Records from a collection:
········

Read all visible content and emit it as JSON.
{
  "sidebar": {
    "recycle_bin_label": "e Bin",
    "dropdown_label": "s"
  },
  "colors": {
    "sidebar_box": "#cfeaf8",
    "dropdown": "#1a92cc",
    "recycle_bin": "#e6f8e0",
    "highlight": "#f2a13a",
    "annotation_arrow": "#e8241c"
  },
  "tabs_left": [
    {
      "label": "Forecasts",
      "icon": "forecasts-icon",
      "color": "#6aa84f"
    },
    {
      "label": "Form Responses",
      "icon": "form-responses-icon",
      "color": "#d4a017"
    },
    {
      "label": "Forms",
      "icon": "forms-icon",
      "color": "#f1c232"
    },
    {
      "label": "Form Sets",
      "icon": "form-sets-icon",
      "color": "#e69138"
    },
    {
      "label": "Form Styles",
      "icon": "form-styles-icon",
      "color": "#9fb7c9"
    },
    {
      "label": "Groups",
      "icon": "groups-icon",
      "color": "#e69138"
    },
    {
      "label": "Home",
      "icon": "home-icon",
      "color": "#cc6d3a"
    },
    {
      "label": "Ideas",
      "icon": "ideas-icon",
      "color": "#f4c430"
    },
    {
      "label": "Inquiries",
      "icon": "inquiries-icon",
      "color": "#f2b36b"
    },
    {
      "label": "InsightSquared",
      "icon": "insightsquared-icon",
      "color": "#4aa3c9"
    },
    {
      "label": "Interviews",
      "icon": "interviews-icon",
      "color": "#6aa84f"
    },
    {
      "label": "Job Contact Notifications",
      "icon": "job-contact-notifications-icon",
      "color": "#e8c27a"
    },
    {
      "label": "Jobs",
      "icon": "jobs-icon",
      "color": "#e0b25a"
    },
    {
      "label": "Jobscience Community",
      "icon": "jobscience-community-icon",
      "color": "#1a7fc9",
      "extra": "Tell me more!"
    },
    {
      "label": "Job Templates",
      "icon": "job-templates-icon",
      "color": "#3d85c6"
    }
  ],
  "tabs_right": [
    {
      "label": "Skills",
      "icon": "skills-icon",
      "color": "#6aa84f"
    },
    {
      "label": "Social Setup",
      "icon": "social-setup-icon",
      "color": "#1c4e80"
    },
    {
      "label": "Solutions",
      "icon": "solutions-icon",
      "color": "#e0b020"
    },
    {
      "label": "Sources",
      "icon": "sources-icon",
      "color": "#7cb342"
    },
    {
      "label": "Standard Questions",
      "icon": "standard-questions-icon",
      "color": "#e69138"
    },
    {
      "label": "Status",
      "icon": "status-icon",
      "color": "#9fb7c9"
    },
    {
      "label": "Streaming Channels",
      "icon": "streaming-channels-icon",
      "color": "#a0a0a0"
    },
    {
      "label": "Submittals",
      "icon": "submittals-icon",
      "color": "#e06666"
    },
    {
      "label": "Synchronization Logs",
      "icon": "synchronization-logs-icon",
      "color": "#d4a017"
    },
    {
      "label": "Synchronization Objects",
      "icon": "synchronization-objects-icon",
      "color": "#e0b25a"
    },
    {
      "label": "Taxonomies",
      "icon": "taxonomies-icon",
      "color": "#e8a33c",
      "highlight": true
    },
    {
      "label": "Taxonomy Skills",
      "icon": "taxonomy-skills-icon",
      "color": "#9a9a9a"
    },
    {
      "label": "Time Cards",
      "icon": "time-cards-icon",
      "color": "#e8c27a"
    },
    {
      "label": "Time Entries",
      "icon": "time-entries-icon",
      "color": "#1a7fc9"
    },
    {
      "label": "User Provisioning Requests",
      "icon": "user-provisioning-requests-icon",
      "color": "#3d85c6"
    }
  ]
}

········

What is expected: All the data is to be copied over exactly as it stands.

Expected answer:
Read all visible content and emit it as JSON.
{
  "sidebar": {
    "recycle_bin_label": "e Bin",
    "dropdown_label": "s"
  },
  "colors": {
    "sidebar_box": "#cfeaf8",
    "dropdown": "#1a92cc",
    "recycle_bin": "#e6f8e0",
    "highlight": "#f2a13a",
    "annotation_arrow": "#e8241c"
  },
  "tabs_left": [
    {
      "label": "Forecasts",
      "icon": "forecasts-icon",
      "color": "#6aa84f"
    },
    {
      "label": "Form Responses",
      "icon": "form-responses-icon",
      "color": "#d4a017"
    },
    {
      "label": "Forms",
      "icon": "forms-icon",
      "color": "#f1c232"
    },
    {
      "label": "Form Sets",
      "icon": "form-sets-icon",
      "color": "#e69138"
    },
    {
      "label": "Form Styles",
      "icon": "form-styles-icon",
      "color": "#9fb7c9"
    },
    {
      "label": "Groups",
      "icon": "groups-icon",
      "color": "#e69138"
    },
    {
      "label": "Home",
      "icon": "home-icon",
      "color": "#cc6d3a"
    },
    {
      "label": "Ideas",
      "icon": "ideas-icon",
      "color": "#f4c430"
    },
    {
      "label": "Inquiries",
      "icon": "inquiries-icon",
      "color": "#f2b36b"
    },
    {
      "label": "InsightSquared",
      "icon": "insightsquared-icon",
      "color": "#4aa3c9"
    },
    {
      "label": "Interviews",
      "icon": "interviews-icon",
      "color": "#6aa84f"
    },
    {
      "label": "Job Contact Notifications",
      "icon": "job-contact-notifications-icon",
      "color": "#e8c27a"
    },
    {
      "label": "Jobs",
      "icon": "jobs-icon",
      "color": "#e0b25a"
    },
    {
      "label": "Jobscience Community",
      "icon": "jobscience-community-icon",
      "color": "#1a7fc9",
      "extra": "Tell me more!"
    },
    {
      "label": "Job Templates",
      "icon": "job-templates-icon",
      "color": "#3d85c6"
    }
  ],
  "tabs_right": [
    {
      "label": "Skills",
      "icon": "skills-icon",
      "color": "#6aa84f"
    },
    {
      "label": "Social Setup",
      "icon": "social-setup-icon",
      "color": "#1c4e80"
    },
    {
      "label": "Solutions",
      "icon": "solutions-icon",
      "color": "#e0b020"
    },
    {
      "label": "Sources",
      "icon": "sources-icon",
      "color": "#7cb342"
    },
    {
      "label": "Standard Questions",
      "icon": "standard-questions-icon",
      "color": "#e69138"
    },
    {
      "label": "Status",
      "icon": "status-icon",
      "color": "#9fb7c9"
    },
    {
      "label": "Streaming Channels",
      "icon": "streaming-channels-icon",
      "color": "#a0a0a0"
    },
    {
      "label": "Submittals",
      "icon": "submittals-icon",
      "color": "#e06666"
    },
    {
      "label": "Synchronization Logs",
      "icon": "synchronization-logs-icon",
      "color": "#d4a017"
    },
    {
      "label": "Synchronization Objects",
      "icon": "synchronization-objects-icon",
      "color": "#e0b25a"
    },
    {
      "label": "Taxonomies",
      "icon": "taxonomies-icon",
      "color": "#e8a33c",
      "highlight": true
    },
    {
      "label": "Taxonomy Skills",
      "icon": "taxonomy-skills-icon",
      "color": "#9a9a9a"
    },
    {
      "label": "Time Cards",
      "icon": "time-cards-icon",
      "color": "#e8c27a"
    },
    {
      "label": "Time Entries",
      "icon": "time-entries-icon",
      "color": "#1a7fc9"
    },
    {
      "label": "User Provisioning Requests",
      "icon": "user-provisioning-requests-icon",
      "color": "#3d85c6"
    }
  ]
}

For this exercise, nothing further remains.